A Just Society - a visual exploration of the TRCOrigins Centre
Wits University is to unveil a rich collection of artworks inspired by the TRC hearings, produced by a SA-American artist, Madeleine Georgette.
The Truth and Reconciliation Commission’s goal to motivate healing through understanding was the spur for this provocative and moving series of 48 paintings, recently donated to Wits University by the artist herself.
The collection, titled A Just Society, will be exhibited to the public between 22 August and 29 September 2012 at the Origins Centre on the grounds of the university, before being absorbed into the university’s prestigious art collection on both West and East campus.
Natalie Knight, curator of the exhibition, states: “The aim of the exhibition is to engage with students and the public. We hope to educate, to stimulate discussion and to provide an insight into a topic that by now should be seared into the conscience and consciousness of every thinking South African.”
The collection, completed over a five-year period, covers four separate series. Phase I - titled Apartheid, portrays the structures and physical divisions of the political system, as well as infringements on human rights. Here, collage techniques are used to convey the concepts of land division and fragmentation.
Phase II - Impact on Women and Children - illustrates the particular burden placed on more vulnerable sectors of society during the years of oppression. The artworks are representational and individual figures are imaginary.
The third phase, Institutional Arrangements, examines the establishments that influenced every aspect of life under apartheid, such the courts and church. Thick lines intersecting these images refer to the enforced societal barriers.

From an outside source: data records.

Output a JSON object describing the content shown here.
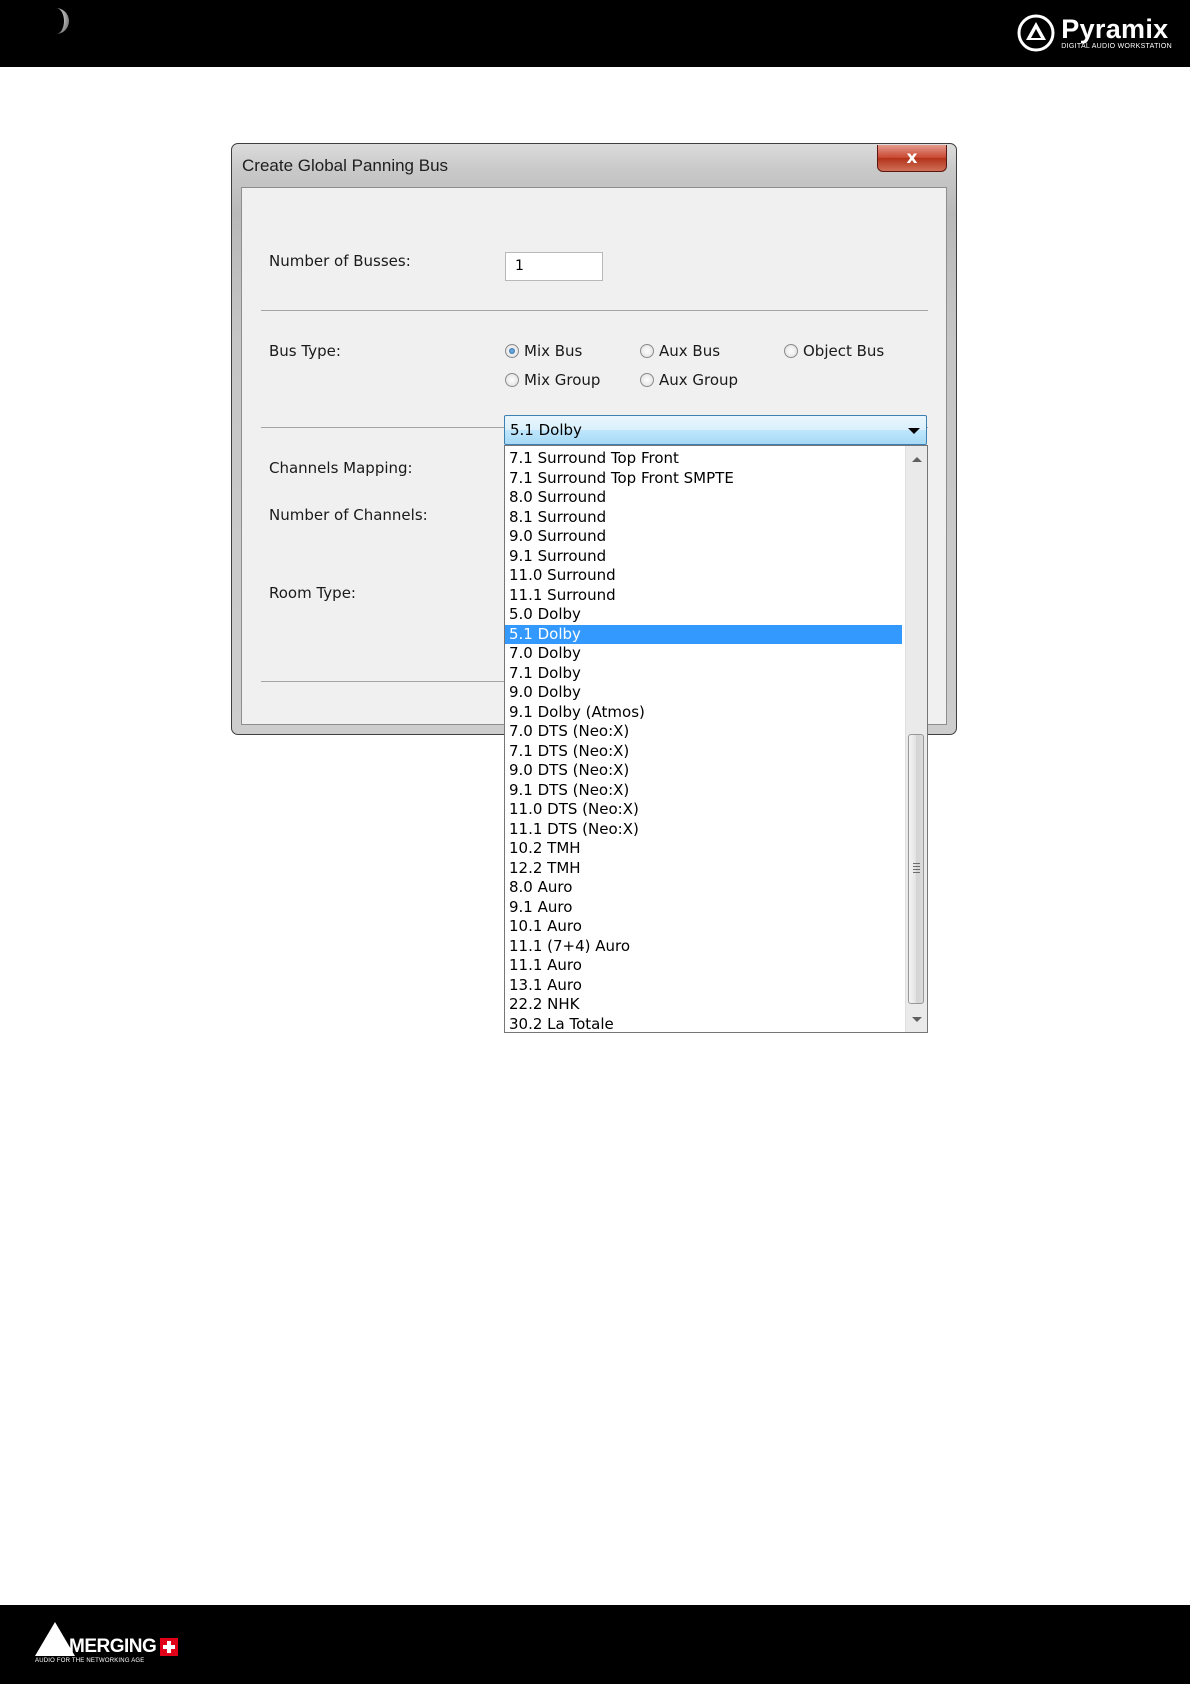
{
  "brand": {
    "name": "Pyramix",
    "subtitle": "DIGITAL AUDIO WORKSTATION",
    "footer_name": "MERGING",
    "footer_tagline": "AUDIO FOR THE NETWORKING AGE",
    "footer_cross_color": "#e1001a"
  },
  "dialog": {
    "title": "Create Global Panning Bus",
    "close_label": "x",
    "number_of_busses_label": "Number of Busses:",
    "number_of_busses_value": "1",
    "bus_type_label": "Bus Type:",
    "bus_types": {
      "mix_bus": "Mix Bus",
      "aux_bus": "Aux Bus",
      "object_bus": "Object Bus",
      "mix_group": "Mix Group",
      "aux_group": "Aux Group"
    },
    "selected_bus_type": "Mix Bus",
    "channels_mapping_label": "Channels Mapping:",
    "channels_mapping_value": "5.1 Dolby",
    "number_of_channels_label": "Number of Channels:",
    "room_type_label": "Room Type:"
  },
  "dropdown": {
    "selected_index": 9,
    "selection_color": "#3399ff",
    "items": [
      "7.1 Surround Top Front",
      "7.1 Surround Top Front SMPTE",
      "8.0 Surround",
      "8.1 Surround",
      "9.0 Surround",
      "9.1 Surround",
      "11.0 Surround",
      "11.1 Surround",
      "5.0 Dolby",
      "5.1 Dolby",
      "7.0 Dolby",
      "7.1 Dolby",
      "9.0 Dolby",
      "9.1 Dolby (Atmos)",
      "7.0 DTS (Neo:X)",
      "7.1 DTS (Neo:X)",
      "9.0 DTS (Neo:X)",
      "9.1 DTS (Neo:X)",
      "11.0 DTS (Neo:X)",
      "11.1 DTS (Neo:X)",
      "10.2 TMH",
      "12.2 TMH",
      "8.0 Auro",
      "9.1 Auro",
      "10.1 Auro",
      "11.1 (7+4) Auro",
      "11.1 Auro",
      "13.1 Auro",
      "22.2 NHK",
      "30.2 La Totale"
    ]
  }
}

The last phase - Truth, Justice, Reconciliation - explores the processes of seeking truth and striving for justice and reconciliation. By their very nature, these images are abstract and portray a personal symbolic language developed by the artist to signify the essence of an on-going activity. The human cell, for example, as an essential determinant of behaviour, indicates our interconnectedness, while also resembling the chains of a restricted society.
Georgette lived in South Africa for 27 years before settling in the United States.
“I was deeply moved by the relatively peaceful transition from apartheid to majority rule under President Nelson Mandela and F W de Klerk,” she comments. Most of her father’s family were eliminated in the Holocaust and thus the history of oppression touched her life.
“I realised that human beings around the globe have not learned the lessons of war. Instead one group succeeds another and former victims become the new perpetrators as savage cycles of endless violence are carried out in the name of revenge. South Africa consciously chose a different path - a unique courageous road to peace, to create light from their darkness.”
The materials used in the artworks are a metaphor for some of the work’s content. Mixed media and the process of collage reflect the mélange of cultures and races, the complexity, layers and diversity of South African society.
A recurring feature is the use of shards of clay on which names, events, dates and locations appear. The shards are misshapen and unique like people’s lives; they are fragile and of the land. Georgette’s white writing on black ground is further symbolic of white domination. Text is deliberately difficult to read, just as speaking the truth was so hard and painful to do.
Prof Katherine Munro, who accepted the donation last year on behalf of the Faculty of Commerce Law and Management, when serving in the office of the Dean, said: “Georgette selected Wits as the recipient of the donation as she is a Wits Alumna, having studied towards a BA degree for a year in 1966. She recognised that the University of the Witwatersrand had played a major role as a site of fierce protest against apartheid. Lecturers and students had sacrificed in the fight against racism, often at a personal cost. They spoke, wrote, and researched with passion, courage and honesty through decades of resistance.”
A companion handbook edited by Natalie Knight, documenting the entire collection, will be launched to coincide with the exhibition.
Georgette holds a Bachelor of Fine Art in painting/drawing, a BA in Political Science (Summa Cum Laude) and a MA in Political Economy. While managing an economic and public policy consulting business, she gradually shifted her energies into developing her artistic interests and since 1997 has devoted herself entirely to a professional art career. She has had 13 one-person exhibitions and participated in 10 international exhibitions as well as numerous group exhibitions in USA. Her work on this TRC project was supported, in part, by four grants from both public and private institutions in the USA and has been exhibited throughout the greater Seattle area and Portland.
The exhibition is open from Mondays-Fridays from 09h00-17h00 and on Saturdays from 09h00-13h00. On Tuesday, 28 August at 18h30 Georgette will deliver a lecture on her work, and on Saturday, 1 September at 10h30 she will conduct a walkabout of the exhibition. Booking for these two events must be made through Origins Centre: firstname.lastname@example.org
011 717 4700
082 379 1941
Origins Centre, Corner of Yale Road and Enoch Sontonga Avenue Braamfontein Johannesburg Gauteng South Africa